A study published in Nutrition Journal has found that magnesium levels correlate to a higher prevalence of cardiovascular disease risk factors.
The study of 1,276 Mexican-mestizo subjects aged between 30 to 75 and free of symptomatic cardiovascular disease, found that low serum magnesium was independently associated to a higher prevalence mot only of hypertension and type 2 diabetes, but also to coronary artery calcification, which is a marker of atherosclerosis and a predictor of cardiovascular morbidity and mortality.
The researchers found that higher serum levels of magnesium could lower the risk of type 2 diabetes by 69%, coronary artery calcification by 42% and hypertension by 48%.
For every 0.17mg/dL rise in serum magnesium, a 16% reduction in coronary artery calcification was seen.

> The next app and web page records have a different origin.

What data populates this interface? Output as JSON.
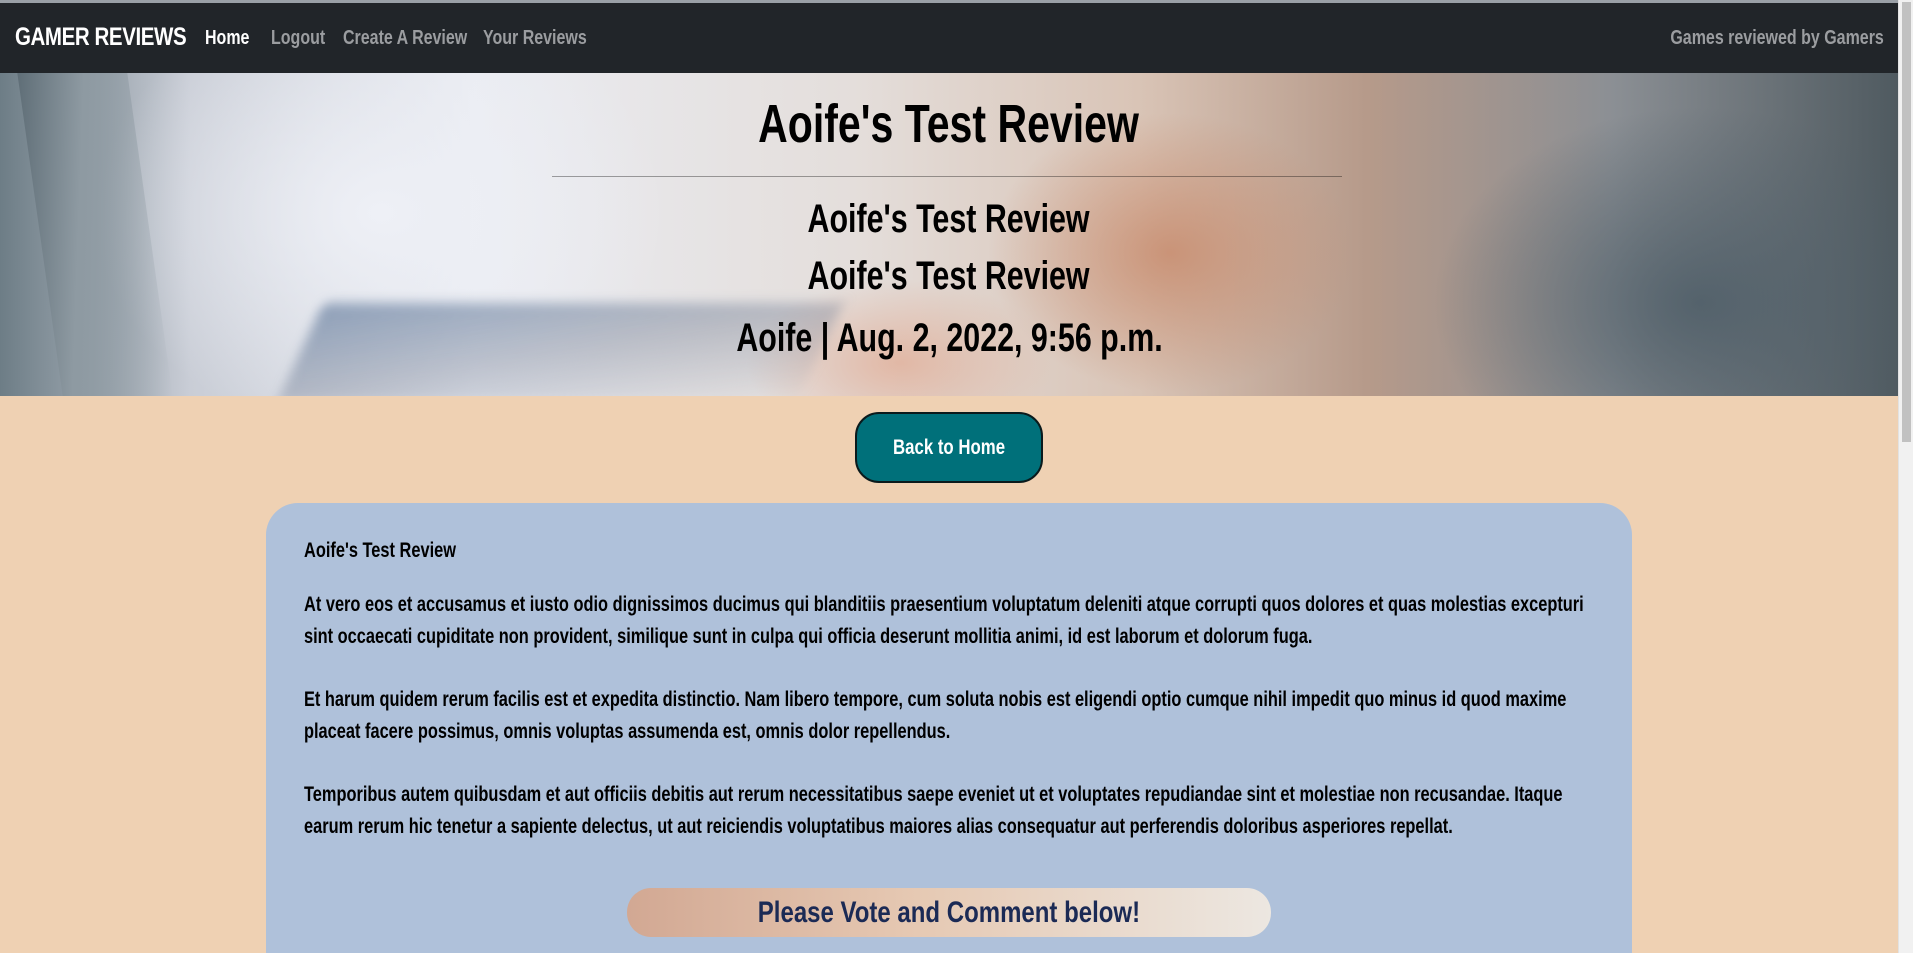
{
  "navbar": {
    "brand": "GAMER REVIEWS",
    "links": [
      {
        "label": "Home",
        "active": true
      },
      {
        "label": "Logout",
        "active": false
      },
      {
        "label": "Create A Review",
        "active": false
      },
      {
        "label": "Your Reviews",
        "active": false
      }
    ],
    "tagline": "Games reviewed by Gamers"
  },
  "hero": {
    "title": "Aoife's Test Review",
    "subtitle_one": "Aoife's Test Review",
    "subtitle_two": "Aoife's Test Review",
    "meta": "Aoife | Aug. 2, 2022, 9:56 p.m."
  },
  "actions": {
    "back_label": "Back to Home"
  },
  "review": {
    "title": "Aoife's Test Review",
    "paragraphs": [
      "At vero eos et accusamus et iusto odio dignissimos ducimus qui blanditiis praesentium voluptatum deleniti atque corrupti quos dolores et quas molestias excepturi sint occaecati cupiditate non provident, similique sunt in culpa qui officia deserunt mollitia animi, id est laborum et dolorum fuga.",
      "Et harum quidem rerum facilis est et expedita distinctio. Nam libero tempore, cum soluta nobis est eligendi optio cumque nihil impedit quo minus id quod maxime placeat facere possimus, omnis voluptas assumenda est, omnis dolor repellendus.",
      "Temporibus autem quibusdam et aut officiis debitis aut rerum necessitatibus saepe eveniet ut et voluptates repudiandae sint et molestiae non recusandae. Itaque earum rerum hic tenetur a sapiente delectus, ut aut reiciendis voluptatibus maiores alias consequatur aut perferendis doloribus asperiores repellat."
    ],
    "vote_banner": "Please Vote and Comment below!"
  },
  "colors": {
    "navbar_bg": "#212529",
    "page_bg": "#efd1b3",
    "card_bg": "#afc1da",
    "back_button_bg": "#00707a",
    "vote_text": "#1b2a55"
  }
}
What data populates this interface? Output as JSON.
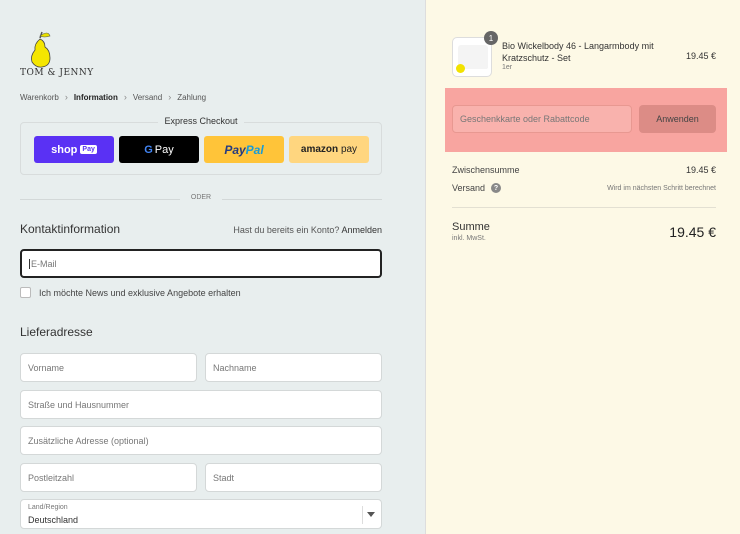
{
  "brand": {
    "name": "TOM & JENNY"
  },
  "breadcrumb": [
    "Warenkorb",
    "Information",
    "Versand",
    "Zahlung"
  ],
  "express": {
    "title": "Express Checkout",
    "shop_pay": {
      "shop": "shop",
      "pay": "Pay"
    },
    "google_pay": {
      "g": "G",
      "label": "Pay"
    },
    "paypal": {
      "pay": "Pay",
      "pal": "Pal"
    },
    "amazon_pay": {
      "amazon": "amazon",
      "pay": "pay"
    }
  },
  "divider_text": "ODER",
  "contact": {
    "title": "Kontaktinformation",
    "login_prompt": "Hast du bereits ein Konto?",
    "login_link": "Anmelden",
    "email_placeholder": "E-Mail",
    "newsletter_label": "Ich möchte News und exklusive Angebote erhalten"
  },
  "shipping": {
    "title": "Lieferadresse",
    "first_name": "Vorname",
    "last_name": "Nachname",
    "street": "Straße und Hausnummer",
    "address2": "Zusätzliche Adresse (optional)",
    "zip": "Postleitzahl",
    "city": "Stadt",
    "country_label": "Land/Region",
    "country_value": "Deutschland"
  },
  "summary": {
    "product": {
      "name": "Bio Wickelbody 46 - Langarmbody mit Kratzschutz - Set",
      "variant": "1er",
      "quantity": "1",
      "price": "19.45 €"
    },
    "discount_placeholder": "Geschenkkarte oder Rabattcode",
    "apply_label": "Anwenden",
    "subtotal_label": "Zwischensumme",
    "subtotal_value": "19.45 €",
    "shipping_label": "Versand",
    "shipping_value": "Wird im nächsten Schritt berechnet",
    "total_label": "Summe",
    "total_sub": "inkl. MwSt.",
    "total_value": "19.45 €"
  },
  "colors": {
    "highlight": "#f8a5a0",
    "shop_pay": "#5a31f4",
    "paypal": "#ffc439",
    "amazon_pay": "#ffd67f",
    "pear": "#f2e200"
  }
}
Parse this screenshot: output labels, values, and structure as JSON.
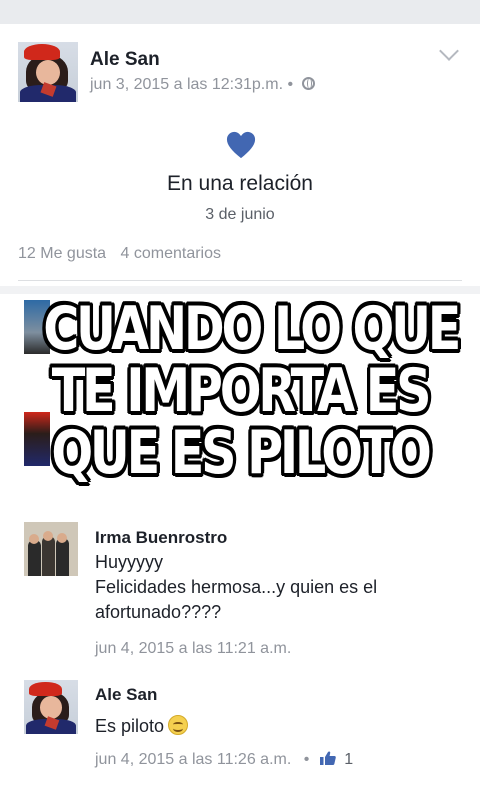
{
  "post": {
    "author": "Ale San",
    "timestamp": "jun 3, 2015 a las 12:31p.m.",
    "separator": "•",
    "event_text": "En una relación",
    "event_date": "3 de junio",
    "likes": "12 Me gusta",
    "comments": "4 comentarios"
  },
  "meme": {
    "lines": [
      "CUANDO LO QUE",
      "TE IMPORTA ES",
      "QUE ES PILOTO"
    ]
  },
  "comments": [
    {
      "author": "Irma Buenrostro",
      "line1": "Huyyyyy",
      "line2": "Felicidades hermosa...y quien es el",
      "line3": "afortunado????",
      "timestamp": "jun 4, 2015 a las 11:21 a.m."
    },
    {
      "author": "Ale San",
      "text": "Es piloto",
      "timestamp": "jun 4, 2015 a las 11:26 a.m.",
      "separator": "•",
      "like_count": "1"
    }
  ],
  "colors": {
    "heart": "#4267b2",
    "meta_gray": "#90949c",
    "background": "#e9ebee"
  },
  "icons": [
    "globe-icon",
    "chevron-down-icon",
    "heart-icon",
    "smile-emoji-icon",
    "like-icon"
  ]
}
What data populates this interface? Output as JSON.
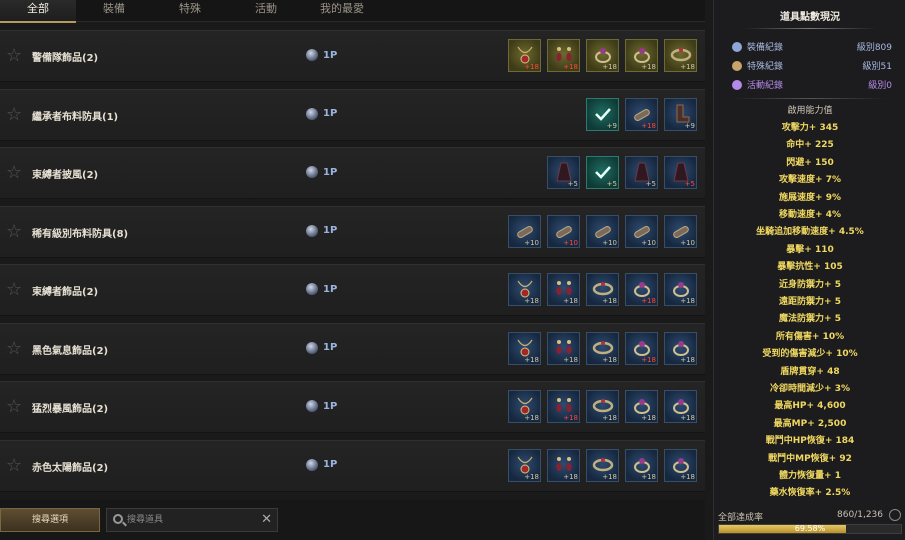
{
  "tabs": [
    "全部",
    "裝備",
    "特殊",
    "活動",
    "我的最愛"
  ],
  "active_tab": 0,
  "rows": [
    {
      "title": "警備隊飾品(2)",
      "points": "1P",
      "items": [
        {
          "kind": "necklace",
          "lvl": "+18",
          "red": true,
          "bg": "gold"
        },
        {
          "kind": "earring",
          "lvl": "+18",
          "red": true,
          "bg": "gold"
        },
        {
          "kind": "ring",
          "lvl": "+18",
          "red": false,
          "bg": "gold"
        },
        {
          "kind": "ring",
          "lvl": "+18",
          "red": false,
          "bg": "gold"
        },
        {
          "kind": "bracelet",
          "lvl": "+18",
          "red": false,
          "bg": "gold"
        }
      ]
    },
    {
      "title": "繼承者布料防具(1)",
      "points": "1P",
      "items": [
        {
          "kind": "check",
          "lvl": "+9",
          "red": false,
          "bg": "teal"
        },
        {
          "kind": "glove",
          "lvl": "+18",
          "red": true,
          "bg": "blue"
        },
        {
          "kind": "boots",
          "lvl": "+9",
          "red": false,
          "bg": "blue"
        }
      ]
    },
    {
      "title": "束縛者披風(2)",
      "points": "1P",
      "items": [
        {
          "kind": "cloak",
          "lvl": "+5",
          "red": false,
          "bg": "blue"
        },
        {
          "kind": "check",
          "lvl": "+5",
          "red": false,
          "bg": "teal"
        },
        {
          "kind": "cloak",
          "lvl": "+5",
          "red": false,
          "bg": "blue"
        },
        {
          "kind": "cloak",
          "lvl": "+5",
          "red": true,
          "bg": "blue"
        }
      ]
    },
    {
      "title": "稀有級別布料防具(8)",
      "points": "1P",
      "items": [
        {
          "kind": "glove",
          "lvl": "+10",
          "red": false,
          "bg": "blue"
        },
        {
          "kind": "glove",
          "lvl": "+10",
          "red": true,
          "bg": "blue"
        },
        {
          "kind": "glove",
          "lvl": "+10",
          "red": false,
          "bg": "blue"
        },
        {
          "kind": "glove",
          "lvl": "+10",
          "red": false,
          "bg": "blue"
        },
        {
          "kind": "glove",
          "lvl": "+10",
          "red": false,
          "bg": "blue"
        }
      ]
    },
    {
      "title": "束縛者飾品(2)",
      "points": "1P",
      "items": [
        {
          "kind": "necklace",
          "lvl": "+18",
          "red": false,
          "bg": "blue"
        },
        {
          "kind": "earring",
          "lvl": "+18",
          "red": false,
          "bg": "blue"
        },
        {
          "kind": "bracelet",
          "lvl": "+18",
          "red": false,
          "bg": "blue"
        },
        {
          "kind": "ring",
          "lvl": "+18",
          "red": true,
          "bg": "blue"
        },
        {
          "kind": "ring",
          "lvl": "+18",
          "red": false,
          "bg": "blue"
        }
      ]
    },
    {
      "title": "黑色氣息飾品(2)",
      "points": "1P",
      "items": [
        {
          "kind": "necklace",
          "lvl": "+18",
          "red": false,
          "bg": "blue"
        },
        {
          "kind": "earring",
          "lvl": "+18",
          "red": false,
          "bg": "blue"
        },
        {
          "kind": "bracelet",
          "lvl": "+18",
          "red": false,
          "bg": "blue"
        },
        {
          "kind": "ring",
          "lvl": "+18",
          "red": true,
          "bg": "blue"
        },
        {
          "kind": "ring",
          "lvl": "+18",
          "red": false,
          "bg": "blue"
        }
      ]
    },
    {
      "title": "猛烈暴風飾品(2)",
      "points": "1P",
      "items": [
        {
          "kind": "necklace",
          "lvl": "+18",
          "red": false,
          "bg": "blue"
        },
        {
          "kind": "earring",
          "lvl": "+18",
          "red": true,
          "bg": "blue"
        },
        {
          "kind": "bracelet",
          "lvl": "+18",
          "red": false,
          "bg": "blue"
        },
        {
          "kind": "ring",
          "lvl": "+18",
          "red": false,
          "bg": "blue"
        },
        {
          "kind": "ring",
          "lvl": "+18",
          "red": false,
          "bg": "blue"
        }
      ]
    },
    {
      "title": "赤色太陽飾品(2)",
      "points": "1P",
      "items": [
        {
          "kind": "necklace",
          "lvl": "+18",
          "red": false,
          "bg": "blue"
        },
        {
          "kind": "earring",
          "lvl": "+18",
          "red": false,
          "bg": "blue"
        },
        {
          "kind": "bracelet",
          "lvl": "+18",
          "red": false,
          "bg": "blue"
        },
        {
          "kind": "ring",
          "lvl": "+18",
          "red": false,
          "bg": "blue"
        },
        {
          "kind": "ring",
          "lvl": "+18",
          "red": false,
          "bg": "blue"
        }
      ]
    }
  ],
  "bottom": {
    "search_option_label": "搜尋選項",
    "search_placeholder": "搜尋道具"
  },
  "panel": {
    "title": "道具點數現況",
    "records": [
      {
        "name": "裝備紀錄",
        "value": "級別809",
        "icon_color": "#8fa6d8"
      },
      {
        "name": "特殊紀錄",
        "value": "級別51",
        "icon_color": "#c9a46a"
      },
      {
        "name": "活動紀錄",
        "value": "級別0",
        "icon_color": "#b48ae8"
      }
    ],
    "ability_title": "啟用能力值",
    "stats": [
      "攻擊力+ 345",
      "命中+ 225",
      "閃避+ 150",
      "攻擊速度+ 7%",
      "施展速度+ 9%",
      "移動速度+ 4%",
      "坐騎追加移動速度+ 4.5%",
      "暴擊+ 110",
      "暴擊抗性+ 105",
      "近身防禦力+ 5",
      "遠距防禦力+ 5",
      "魔法防禦力+ 5",
      "所有傷害+ 10%",
      "受到的傷害減少+ 10%",
      "盾牌貫穿+ 48",
      "冷卻時間減少+ 3%",
      "最高HP+ 4,600",
      "最高MP+ 2,500",
      "戰鬥中HP恢復+ 184",
      "戰鬥中MP恢復+ 92",
      "體力恢復量+ 1",
      "藥水恢復率+ 2.5%"
    ],
    "total_label": "全部達成率",
    "total_value": "860/1,236",
    "progress_text": "69.58%",
    "progress_fraction": 0.6958
  }
}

The researchers concluded: “The results of this study strongly suggest that lower serum magnesium levels are associated with coronary artery calcification in Mexican subjects free of clinically apparent cardiovascular disease.”